• TASK TO CARRY OUT
Say, as a bare number, how many lines of the listing hold "value".

**** INFORMATION SUPPLIED

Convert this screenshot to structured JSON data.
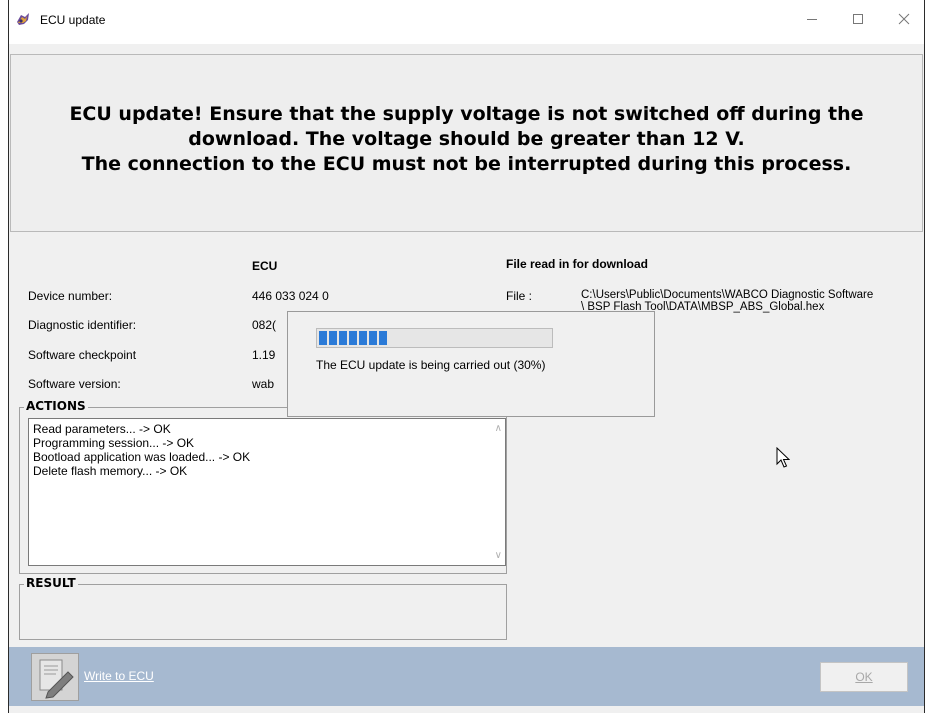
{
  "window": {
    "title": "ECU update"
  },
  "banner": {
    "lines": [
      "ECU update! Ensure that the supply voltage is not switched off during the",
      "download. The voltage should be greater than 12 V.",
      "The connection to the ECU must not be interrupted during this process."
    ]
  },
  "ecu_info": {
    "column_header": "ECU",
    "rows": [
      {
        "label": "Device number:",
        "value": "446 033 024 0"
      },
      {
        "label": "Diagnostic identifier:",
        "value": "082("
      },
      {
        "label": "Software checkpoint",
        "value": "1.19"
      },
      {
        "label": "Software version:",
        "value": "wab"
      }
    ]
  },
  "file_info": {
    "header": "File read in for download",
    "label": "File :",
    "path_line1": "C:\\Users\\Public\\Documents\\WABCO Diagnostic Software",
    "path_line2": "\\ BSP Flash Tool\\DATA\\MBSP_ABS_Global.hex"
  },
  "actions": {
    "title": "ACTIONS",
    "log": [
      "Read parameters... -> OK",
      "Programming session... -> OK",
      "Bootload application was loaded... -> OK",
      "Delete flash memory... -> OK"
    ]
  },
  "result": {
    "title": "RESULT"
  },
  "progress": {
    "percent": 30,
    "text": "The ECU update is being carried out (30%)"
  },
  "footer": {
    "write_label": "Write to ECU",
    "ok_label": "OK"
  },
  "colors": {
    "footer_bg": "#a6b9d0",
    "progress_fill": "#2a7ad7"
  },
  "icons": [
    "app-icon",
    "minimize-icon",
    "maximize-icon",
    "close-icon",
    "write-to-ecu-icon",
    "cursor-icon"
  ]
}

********

• OUTPUT FOR THIS TASK
4